Scaling Up Your Courses

“Scaling up Courses”
Anastasia Salter

Has your class size grown? It seems like just a few more students should not matter but often it does.
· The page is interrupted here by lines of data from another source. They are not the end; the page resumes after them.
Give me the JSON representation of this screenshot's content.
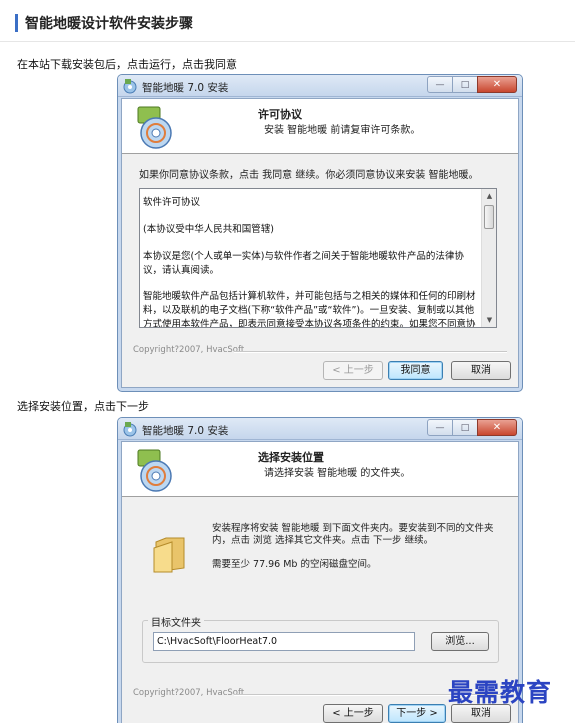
{
  "page": {
    "title": "智能地暖设计软件安装步骤",
    "step1": "在本站下载安装包后，点击运行，点击我同意",
    "step2": "选择安装位置，点击下一步"
  },
  "window_title": "智能地暖 7.0 安装",
  "window_controls": {
    "minimize": "—",
    "maximize": "□",
    "close": "✕"
  },
  "dialog_license": {
    "heading": "许可协议",
    "subheading": "安装 智能地暖 前请复审许可条款。",
    "intro": "如果你同意协议条款，点击 我同意 继续。你必须同意协议来安装 智能地暖。",
    "license_paragraphs": [
      "软件许可协议",
      "(本协议受中华人民共和国管辖)",
      "本协议是您(个人或单一实体)与软件作者之间关于智能地暖软件产品的法律协议，请认真阅读。",
      "智能地暖软件产品包括计算机软件，并可能包括与之相关的媒体和任何的印刷材料，以及联机的电子文档(下称“软件产品”或“软件”)。一旦安装、复制或以其他方式使用本软件产品，即表示同意接受本协议各项条件的约束。如果您不同意协"
    ],
    "brand": "Copyright?2007, HvacSoft",
    "back_label": "< 上一步",
    "agree_label": "我同意",
    "cancel_label": "取消"
  },
  "dialog_location": {
    "heading": "选择安装位置",
    "subheading": "请选择安装 智能地暖 的文件夹。",
    "description": "安装程序将安装 智能地暖 到下面文件夹内。要安装到不同的文件夹内，点击 浏览 选择其它文件夹。点击 下一步 继续。",
    "space_required": "需要至少 77.96 Mb 的空闲磁盘空间。",
    "folder_label": "目标文件夹",
    "folder_path": "C:\\HvacSoft\\FloorHeat7.0",
    "browse_label": "浏览...",
    "brand": "Copyright?2007, HvacSoft",
    "back_label": "< 上一步",
    "next_label": "下一步 >",
    "cancel_label": "取消"
  },
  "watermark": "最需教育"
}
Our Profhacker friends at the Chronicle of Higher Education offer some recommendations for how to adjust when your class gets “scaled up”.
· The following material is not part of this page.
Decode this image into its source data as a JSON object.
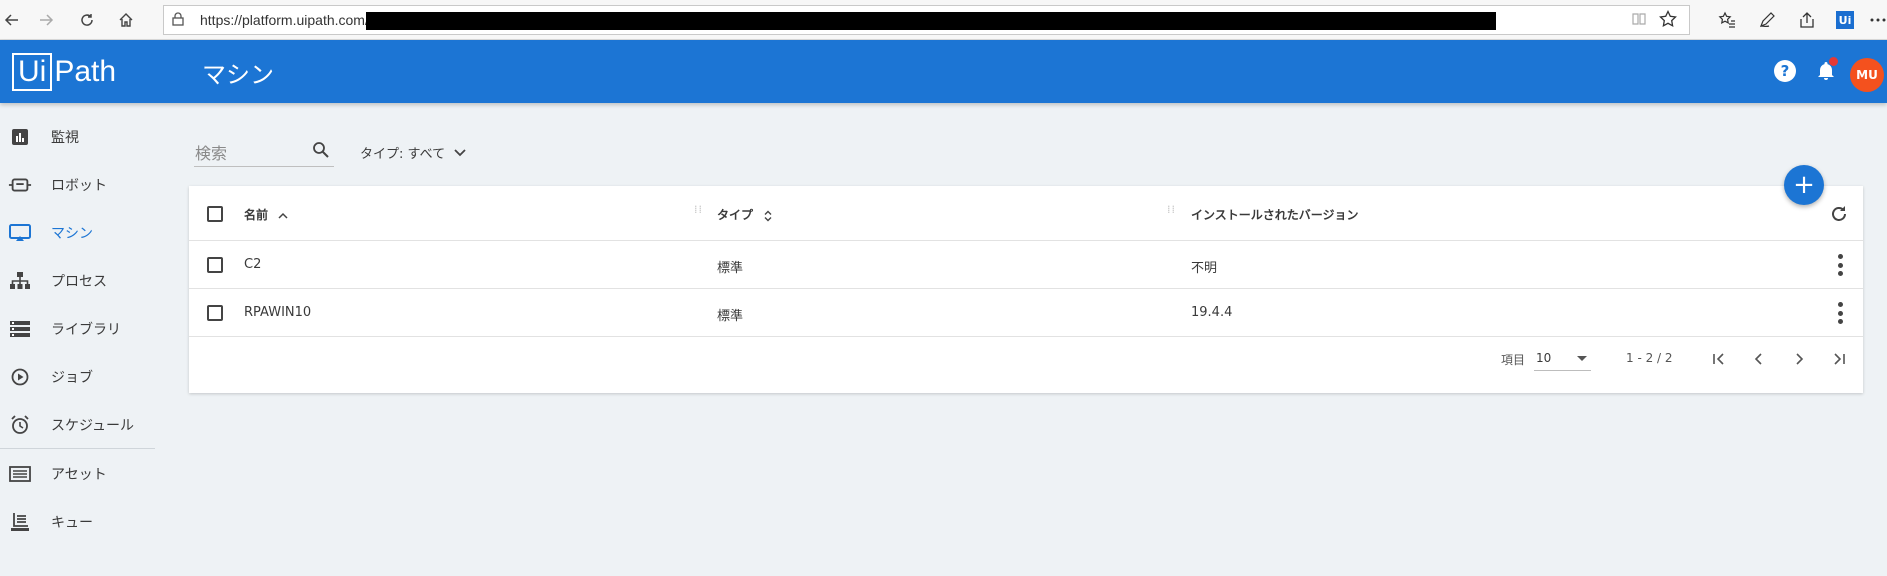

  1. Eliminate assignments that have a low return investment
    1. It’s more beneficial to provide meaningful feedback on fewer, necessary assignments
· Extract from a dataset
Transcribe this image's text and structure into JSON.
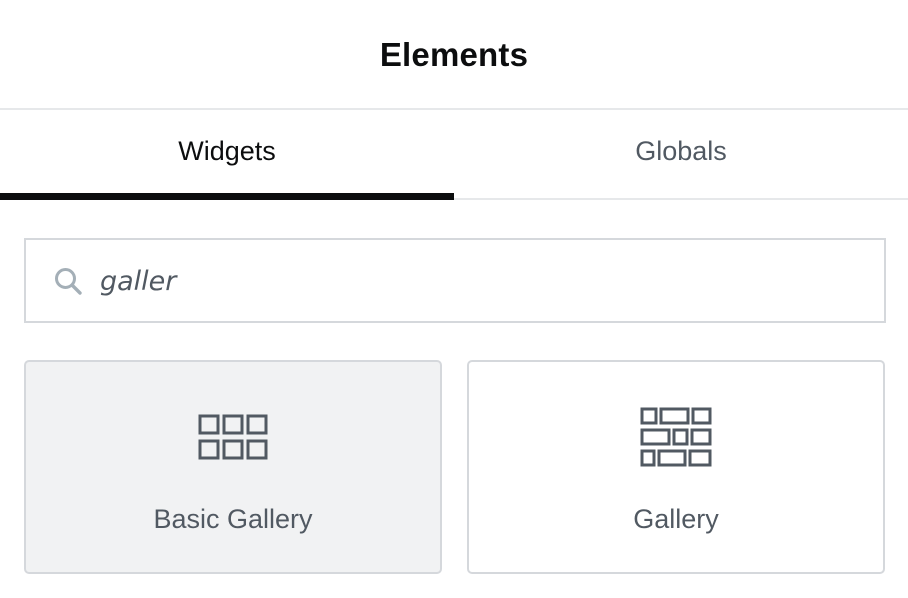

    2. If some assignments are indisposable, they can be switched to participation grades
  2. Consider peer-review for assessment of early stage assignments where and when possible
    1. While detailed feedback for the students is ideal, it can consume time that could be spent on giving vital feedback on large assignments
    2. Course management tools can also be beneficial in addition to providing in-class time for peer review
  3. Examine the benefits of individual versus group projects
    1. The decision between the two is significant, but individual projects can be more time-consuming to grade and give feedback
    2. Group projects also present their own set of issues such as uneven contribution and participation and missing group members
  4. Anticipate questions and provide supplementary materials
    1. A challenging aspect of having a large class size is the continual routine of answering constant emails with questions from students
      1. Take questions at the end of the class
      2. Possibly provide a FAQ portion on the syllabus or for each assignment
    2. Streamline grading and rubrics where appropriate
      1. Pre-written comments for general problems that students run into saves time and energy
      2. This leaves more time for comments and feedback on the crucial and unique parts of students’ work and for future improvements they can make